After a brief Conservative government (during which the Second Reform Act was passed by arrangement in between the celebrations), Gladstone won a huge victory at the 1868 election and formed the very first Liberal government. The establishment of the celebration as a national membership organisation featured the foundation of the National Liberal Federation in 1877.
For the next thirty years Gladstone and Liberalism were associated. William Ewart Gladstone worked as prime minister 4 times (186874, 188085, 1886, and 189294). His financial policies, based upon the notion of well balanced spending plans, low taxes and, were fit to an establishing capitalist society, but they could not respond efficiently as economic and social conditions changed.
Deeply spiritual, Gladstone brought a new ethical tone to politics, with his evangelical perceptiveness and his opposition to aristocracy.

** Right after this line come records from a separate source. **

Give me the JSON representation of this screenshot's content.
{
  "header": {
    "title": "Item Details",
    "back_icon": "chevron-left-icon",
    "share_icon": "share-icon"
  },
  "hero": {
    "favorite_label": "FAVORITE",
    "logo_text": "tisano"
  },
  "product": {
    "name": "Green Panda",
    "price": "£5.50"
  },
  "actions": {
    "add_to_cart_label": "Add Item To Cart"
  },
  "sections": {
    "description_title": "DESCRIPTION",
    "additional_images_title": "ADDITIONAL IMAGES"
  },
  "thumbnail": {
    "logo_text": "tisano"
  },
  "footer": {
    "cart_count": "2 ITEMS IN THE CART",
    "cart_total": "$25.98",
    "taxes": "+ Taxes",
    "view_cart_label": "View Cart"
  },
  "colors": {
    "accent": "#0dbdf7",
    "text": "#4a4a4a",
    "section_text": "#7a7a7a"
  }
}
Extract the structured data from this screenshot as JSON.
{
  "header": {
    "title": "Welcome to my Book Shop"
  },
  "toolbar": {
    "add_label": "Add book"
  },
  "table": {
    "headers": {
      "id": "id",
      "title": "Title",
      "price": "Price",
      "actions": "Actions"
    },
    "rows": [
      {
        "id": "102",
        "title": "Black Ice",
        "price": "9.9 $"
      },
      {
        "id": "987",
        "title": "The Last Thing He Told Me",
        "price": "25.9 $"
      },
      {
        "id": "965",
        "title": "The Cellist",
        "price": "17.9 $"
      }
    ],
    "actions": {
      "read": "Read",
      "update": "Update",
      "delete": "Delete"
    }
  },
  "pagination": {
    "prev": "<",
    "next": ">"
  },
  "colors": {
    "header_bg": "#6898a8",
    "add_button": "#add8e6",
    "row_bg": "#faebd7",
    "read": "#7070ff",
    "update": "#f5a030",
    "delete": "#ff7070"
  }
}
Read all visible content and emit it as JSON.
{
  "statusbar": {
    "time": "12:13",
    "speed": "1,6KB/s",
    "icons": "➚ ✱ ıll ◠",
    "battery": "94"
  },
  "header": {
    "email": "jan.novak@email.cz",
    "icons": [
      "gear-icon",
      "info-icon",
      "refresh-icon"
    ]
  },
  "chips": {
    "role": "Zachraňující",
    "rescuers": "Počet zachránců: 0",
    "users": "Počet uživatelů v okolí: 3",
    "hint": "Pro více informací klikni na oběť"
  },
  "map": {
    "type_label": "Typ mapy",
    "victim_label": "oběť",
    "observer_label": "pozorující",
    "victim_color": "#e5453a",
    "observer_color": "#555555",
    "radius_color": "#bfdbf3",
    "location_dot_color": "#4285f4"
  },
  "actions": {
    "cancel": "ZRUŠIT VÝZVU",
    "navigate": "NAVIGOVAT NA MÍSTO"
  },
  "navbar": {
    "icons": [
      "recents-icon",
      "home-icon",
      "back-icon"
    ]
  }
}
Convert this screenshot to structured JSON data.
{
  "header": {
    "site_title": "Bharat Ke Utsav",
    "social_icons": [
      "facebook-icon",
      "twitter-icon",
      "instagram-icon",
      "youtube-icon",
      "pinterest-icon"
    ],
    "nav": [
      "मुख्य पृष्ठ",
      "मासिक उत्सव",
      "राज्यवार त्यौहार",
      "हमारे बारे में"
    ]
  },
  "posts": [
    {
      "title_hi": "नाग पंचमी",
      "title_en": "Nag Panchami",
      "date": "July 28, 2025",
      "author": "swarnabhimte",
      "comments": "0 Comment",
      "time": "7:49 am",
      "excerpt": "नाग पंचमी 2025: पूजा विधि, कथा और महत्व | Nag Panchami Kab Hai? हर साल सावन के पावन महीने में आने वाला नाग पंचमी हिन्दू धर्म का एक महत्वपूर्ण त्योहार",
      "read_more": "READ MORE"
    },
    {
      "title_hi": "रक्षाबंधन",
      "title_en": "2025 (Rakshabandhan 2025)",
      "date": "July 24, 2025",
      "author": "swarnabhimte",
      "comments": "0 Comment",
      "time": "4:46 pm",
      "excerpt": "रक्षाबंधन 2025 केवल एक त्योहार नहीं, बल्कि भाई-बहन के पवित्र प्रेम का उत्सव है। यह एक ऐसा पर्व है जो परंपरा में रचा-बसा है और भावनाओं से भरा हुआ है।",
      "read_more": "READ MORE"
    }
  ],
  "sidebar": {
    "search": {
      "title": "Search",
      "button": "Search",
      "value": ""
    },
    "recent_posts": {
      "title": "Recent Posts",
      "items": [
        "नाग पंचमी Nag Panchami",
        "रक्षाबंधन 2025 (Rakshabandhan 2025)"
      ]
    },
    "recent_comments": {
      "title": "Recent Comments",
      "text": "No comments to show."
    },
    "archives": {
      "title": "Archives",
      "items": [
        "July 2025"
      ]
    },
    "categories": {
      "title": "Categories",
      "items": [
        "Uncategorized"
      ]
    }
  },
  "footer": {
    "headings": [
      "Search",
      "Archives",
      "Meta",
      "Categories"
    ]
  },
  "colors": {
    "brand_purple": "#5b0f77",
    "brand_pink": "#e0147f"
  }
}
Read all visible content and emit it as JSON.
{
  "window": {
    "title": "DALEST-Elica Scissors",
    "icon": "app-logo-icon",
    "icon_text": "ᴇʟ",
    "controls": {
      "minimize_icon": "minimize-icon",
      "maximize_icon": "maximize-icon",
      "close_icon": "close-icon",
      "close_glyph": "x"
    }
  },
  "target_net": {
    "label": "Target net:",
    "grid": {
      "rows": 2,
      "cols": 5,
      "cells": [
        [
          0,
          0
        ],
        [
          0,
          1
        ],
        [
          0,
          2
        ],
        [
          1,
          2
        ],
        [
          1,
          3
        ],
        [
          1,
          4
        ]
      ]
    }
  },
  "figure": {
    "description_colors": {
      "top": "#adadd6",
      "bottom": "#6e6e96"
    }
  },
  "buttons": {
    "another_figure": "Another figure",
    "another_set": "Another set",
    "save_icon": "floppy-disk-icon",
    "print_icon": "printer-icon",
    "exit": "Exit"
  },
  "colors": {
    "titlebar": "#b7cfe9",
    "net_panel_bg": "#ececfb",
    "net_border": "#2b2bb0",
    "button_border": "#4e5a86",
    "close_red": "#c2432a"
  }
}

His moralism often outraged his upper-class challengers (consisting of Queen Victoria), and his heavy-handed control split the Liberal Celebration. In foreign policy, Gladstone remained in general versus foreign entanglements, but he did not resist the realities of imperialism.
His goal was to produce a European order based upon co-operation instead of conflict and on shared trust rather of competition and suspicion; the rule of law was to supplant the reign of force and self-interest. This Gladstonian principle of a harmonious Concert of Europe was opposed to and eventually defeated by a Bismarckian system of manipulated alliances and antagonisms.